Leah came down from Euroa to teach a series of workshops (there is a felted jacket one on today and tomorrow) but the one I did was a cobweb scarf.
We began by making a felted square. As I was the last one there I ended up with the boring black wool, but I managed to find some little bits of colour to add. This was two layers of a wool silk mix layed on bubblewrap. We then put netting on top and wetted down and added soap. It was then rolled up in the bubblewrap and a towel and rolled 100 rolls in each direction until felted.
And then using just one layer of wool, we layed out a scarf on bubblewrap: 30cm x 220cm. Once again I was using the black wool. I very rarely wear black near my face as it doesn’t suit my fair skin but Leah let me have some lime green to add, and then I swapped some of my black for the purpley blend. This one was just sprayed with tepid water with a bit of liquid soap added as it was layed out and rolled up. I gave this one 1000 rolls just rolling in the lengthwise direction, changing ends each 100 rolls.
I’d like to try this again so I bought some nicer wool/silk from leah to make another one. Hopefully my technique and results will improve!!
Finally, this week I have been entertaining myself reading the Yahoo discussions of the Holey Moley clubbers. This group has been set up by Dale Rollerson as a workshop group, and if early indications are anything to go by it should be a fun conduit, riddled and punctured with a honeycomb of burrowing fenestrations. (How’s that for getting as many puns as possible into one sentence?). The real fun begins this weekend so if you want to join in head to Dale’s blog (link above) for the info.
Until next week.

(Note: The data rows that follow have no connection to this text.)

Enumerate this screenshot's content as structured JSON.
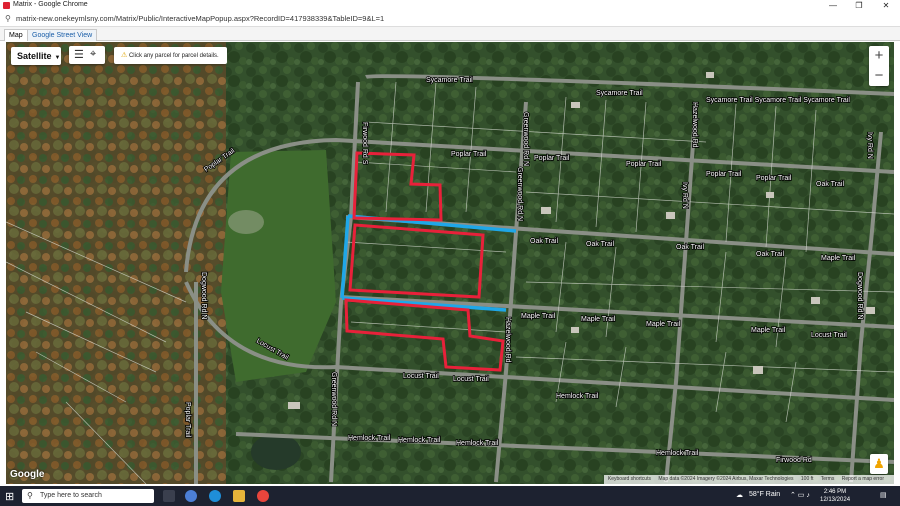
{
  "window": {
    "title": "Matrix - Google Chrome",
    "minimize": "—",
    "maximize": "❐",
    "close": "✕"
  },
  "address_bar": {
    "url": "matrix-new.onekeymlsny.com/Matrix/Public/InteractiveMapPopup.aspx?RecordID=417938339&TableID=9&L=1"
  },
  "tabs": [
    {
      "label": "Map"
    },
    {
      "label": "Google Street View"
    }
  ],
  "map": {
    "type_button": "Satellite",
    "hint": "Click any parcel for parcel details.",
    "zoom_in": "+",
    "zoom_out": "−",
    "logo": "Google",
    "attribution": {
      "shortcuts": "Keyboard shortcuts",
      "data": "Map data ©2024 Imagery ©2024 Airbus, Maxar Technologies",
      "scale": "100 ft",
      "terms": "Terms",
      "report": "Report a map error"
    },
    "streets": [
      "Sycamore Trail",
      "Sycamore Trail",
      "Sycamore Trail Sycamore Trail Sycamore Trail",
      "Poplar Trail",
      "Poplar Trail",
      "Poplar Trail",
      "Poplar Trail",
      "Poplar Trail",
      "Poplar Trail",
      "Oak Trail",
      "Oak Trail",
      "Oak Trail",
      "Oak Trail",
      "Oak Trail",
      "Maple Trail",
      "Maple Trail",
      "Maple Trail",
      "Maple Trail",
      "Maple Trail",
      "Locust Trail",
      "Locust Trail",
      "Locust Trail",
      "Locust Trail",
      "Hemlock Trail",
      "Hemlock Trail",
      "Hemlock Trail",
      "Hemlock Trail",
      "Hemlock Trail",
      "Firwood Rd",
      "Firwood Rd S",
      "Greenwood Rd N",
      "Greenwood Rd N",
      "Greenwood Rd N",
      "Hazelwood Rd",
      "Hazelwood Rd",
      "Ivy Rd N",
      "Ivy Rd N",
      "Dogwood Rd N",
      "Dogwood Rd N",
      "Poplar Trail"
    ]
  },
  "taskbar": {
    "search_placeholder": "Type here to search",
    "weather": "58°F  Rain",
    "time": "2:46 PM",
    "date": "12/13/2024"
  },
  "colors": {
    "parcel_outline": "#e8213a",
    "road_highlight": "#1fa7e8",
    "map_bg": "#2f4d2a",
    "taskbar": "#1d2230"
  },
  "icons": {
    "layers": "layers-icon",
    "location": "location-icon",
    "warning": "warning-icon",
    "pegman": "pegman-icon"
  }
}
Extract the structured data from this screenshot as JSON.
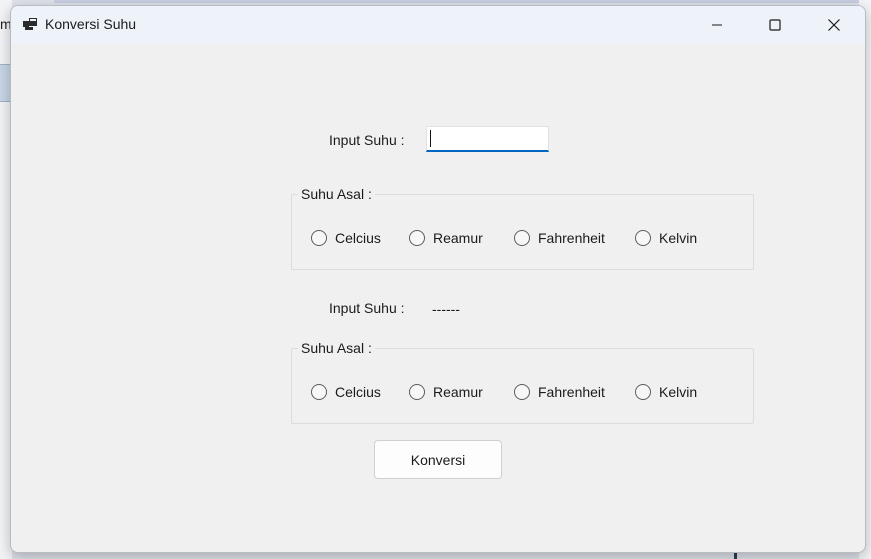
{
  "window": {
    "title": "Konversi Suhu"
  },
  "background": {
    "partial_letter": "m"
  },
  "form": {
    "input_label": "Input Suhu :",
    "input_value": "",
    "source_group": {
      "legend": "Suhu Asal :",
      "options": [
        "Celcius",
        "Reamur",
        "Fahrenheit",
        "Kelvin"
      ]
    },
    "output_label": "Input Suhu :",
    "output_value": "------",
    "target_group": {
      "legend": "Suhu Asal :",
      "options": [
        "Celcius",
        "Reamur",
        "Fahrenheit",
        "Kelvin"
      ]
    },
    "convert_button": "Konversi"
  },
  "colors": {
    "accent": "#0067c0",
    "window_bg": "#f0f0f0",
    "titlebar_bg": "#eef2f9"
  }
}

I don’t know how anyone can sing a song about time going by ..so ….slowly, certainly not me, it seems to fly and another week is over. We are already at the end of the first week of the mid year holidays and I don’t seem to have made much of a dent in the list of things to do.
Last weekend, however, I zipped up to Melbourne on the train and managed to do everything intended. First stop was the Melbourne Museum for the teacher preview of the Pompeii exhibition. It was fascinating and the artwork from that period is truly inspiring. We have a shed at school that could do with a garden frescoe or two!!

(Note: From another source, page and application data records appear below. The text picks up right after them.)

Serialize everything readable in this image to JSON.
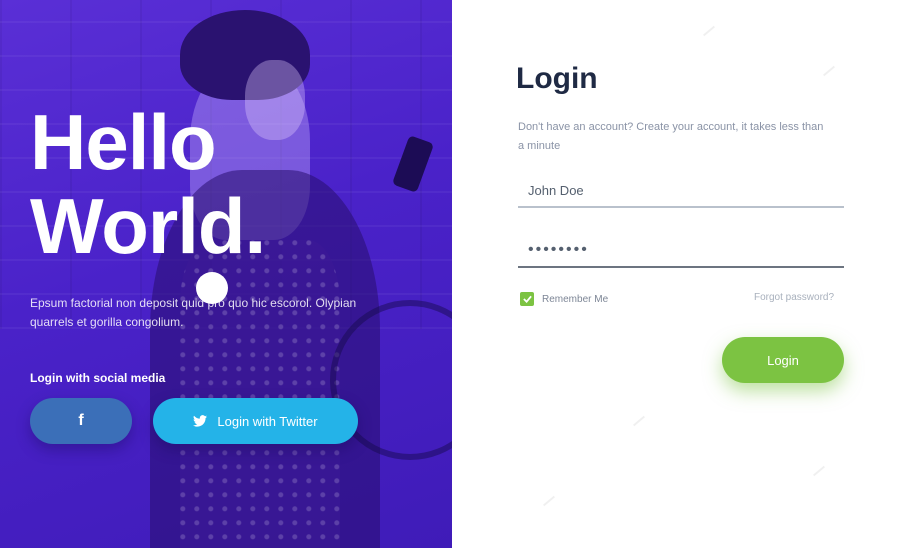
{
  "hero": {
    "title_line1": "Hello",
    "title_line2": "World.",
    "description": "Epsum factorial non deposit quid pro quo hic escorol. Olypian quarrels et gorilla congolium.",
    "social_label": "Login with social media",
    "facebook_icon": "facebook-icon",
    "facebook_glyph": "f",
    "twitter_icon": "twitter-icon",
    "twitter_label": "Login with Twitter",
    "colors": {
      "background": "#4a22c9",
      "facebook": "#3b6fb8",
      "twitter": "#24b3e8"
    }
  },
  "login": {
    "title": "Login",
    "subtitle": "Don't have an account? Create your account, it takes less than a minute",
    "username_value": "John Doe",
    "password_value": "••••••••",
    "remember_label": "Remember Me",
    "remember_checked": true,
    "forgot_label": "Forgot password?",
    "submit_label": "Login",
    "colors": {
      "accent": "#7cc342",
      "title": "#1f2a44"
    }
  }
}
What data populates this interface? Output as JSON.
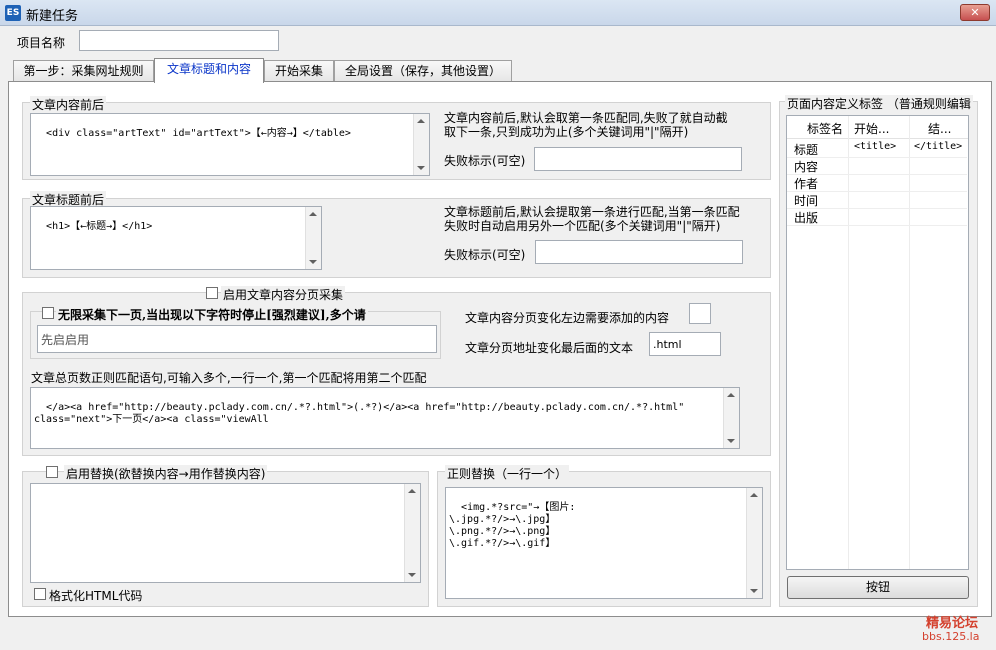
{
  "window": {
    "title": "新建任务",
    "app_icon": "ES",
    "close_glyph": "✕"
  },
  "project": {
    "label": "项目名称",
    "value": ""
  },
  "tabs": [
    {
      "label": "第一步：采集网址规则"
    },
    {
      "label": "文章标题和内容"
    },
    {
      "label": "开始采集"
    },
    {
      "label": "全局设置（保存，其他设置）"
    }
  ],
  "content_section": {
    "title": "文章内容前后",
    "text": "<div class=\"artText\" id=\"artText\">【←内容→】</table>",
    "hint": "文章内容前后,默认会取第一条匹配同,失败了就自动截取下一条,只到成功为止(多个关键词用\"|\"隔开)",
    "fail_label": "失败标示(可空)",
    "fail_value": ""
  },
  "title_section": {
    "title": "文章标题前后",
    "text": "<h1>【←标题→】</h1>",
    "hint": "文章标题前后,默认会提取第一条进行匹配,当第一条匹配失败时自动启用另外一个匹配(多个关键词用\"|\"隔开)",
    "fail_label": "失败标示(可空)",
    "fail_value": ""
  },
  "paging": {
    "enable_label": "启用文章内容分页采集",
    "infinite_label": "无限采集下一页,当出现以下字符时停止[强烈建议],多个请",
    "infinite_placeholder": "先启启用",
    "left_add_label": "文章内容分页变化左边需要添加的内容",
    "left_add_value": "",
    "suffix_label": "文章分页地址变化最后面的文本",
    "suffix_value": ".html",
    "regex_label": "文章总页数正则匹配语句,可输入多个,一行一个,第一个匹配将用第二个匹配",
    "regex_text": "</a><a href=\"http://beauty.pclady.com.cn/.*?.html\">(.*?)</a><a href=\"http://beauty.pclady.com.cn/.*?.html\" class=\"next\">下一页</a><a class=\"viewAll"
  },
  "replace": {
    "enable_label": "启用替换(欲替换内容→用作替换内容)",
    "text": "",
    "format_label": "格式化HTML代码"
  },
  "regex_replace": {
    "title": "正则替换（一行一个）",
    "text": "<img.*?src=\"→【图片:\n\\.jpg.*?/>→\\.jpg】\n\\.png.*?/>→\\.png】\n\\.gif.*?/>→\\.gif】"
  },
  "tags_panel": {
    "title": "页面内容定义标签  （普通规则编辑",
    "headers": [
      "标签名",
      "开始...",
      "结..."
    ],
    "rows": [
      {
        "name": "标题",
        "start": "<title>",
        "end": "</title>"
      },
      {
        "name": "内容",
        "start": "",
        "end": ""
      },
      {
        "name": "作者",
        "start": "",
        "end": ""
      },
      {
        "name": "时间",
        "start": "",
        "end": ""
      },
      {
        "name": "出版",
        "start": "",
        "end": ""
      }
    ],
    "button_label": "按钮"
  },
  "watermark": {
    "line1": "精易论坛",
    "line2": "bbs.125.la"
  }
}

Then it was onto the free city circle tram and a short walk to Craft Victoria. They had a couple of interesting exhibitions: ‘small things’, from which I bought this lovely beaded ipod case as a gift for a friend’s birthday and a really interesting knitted fibre exhibition.

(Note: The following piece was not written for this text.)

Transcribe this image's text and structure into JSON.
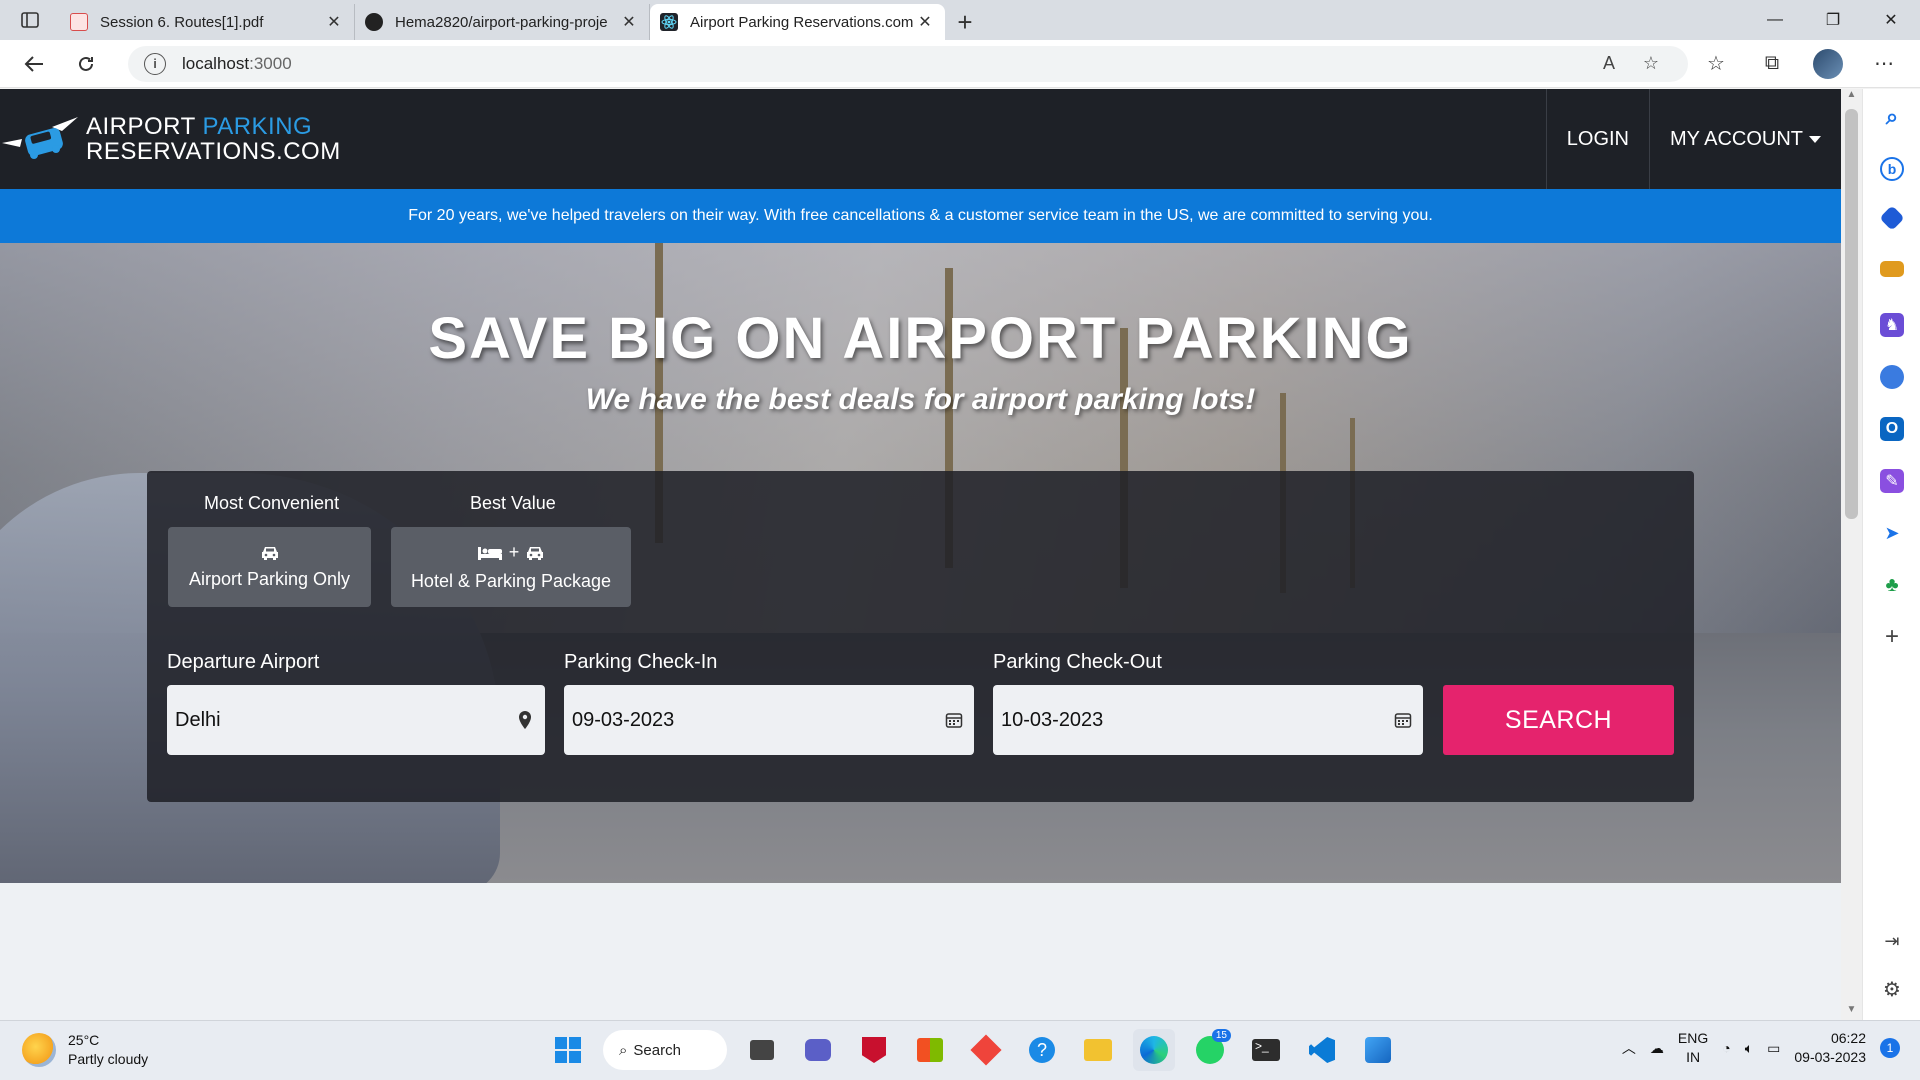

Then it was on to a new fabric shop in Flinders Lane, just a little down from Craft Victoria, Tessuti. This is situated in the heart of the design district in a fabulous huge room up from street level. All the absolutely gorgeous fabrics are arranged by colour. If you are sewing something special or looking for fabric in a special colour this is the place to go. I resisted temptation very well and only bought some organza for the sea angels and some reduced fabric that was the perfect colour for some cushions. But I will be back.
Around the corner and down a block and I was at Federation Square. Cutting through to St Kilda Rd next stop was the Arts Centre where they had a display of the gorgeous costumes of Ballet Russes:
Final stop, just a hop, skip and jump to the National Gallery Victoria,where I had a look at all the free exhibitions, and there are lots of them: Persuasion fashions in the age of Jane Austen was an interesting look at the fashions of the late 18th century, unfortunately Mr Darcy wasn’t in his suit at the time!! ‘Light Years’ was another interesting exhibition of photos taken during space exploration in the 60’s & 70’s, which sparked off a few ideas for the Galaxy challenge/exhibition being held later this year by the Victorian Embroiderer’s Guild. I will have to go back another day for the special Salvador Dali exhibition and I’d also like to see the exhibition ‘Shared Sky’ at Federation Square, works by indigenous and non-indigenous artists based on the Southern night sky. Both these exhibitions include children’s activities so I may take Claudia up next week, she loves a trip to Melbourne on the train.
Stand by tomorrow night for installment two of holidays week 1, which includes some textile art fun. I’m off to bed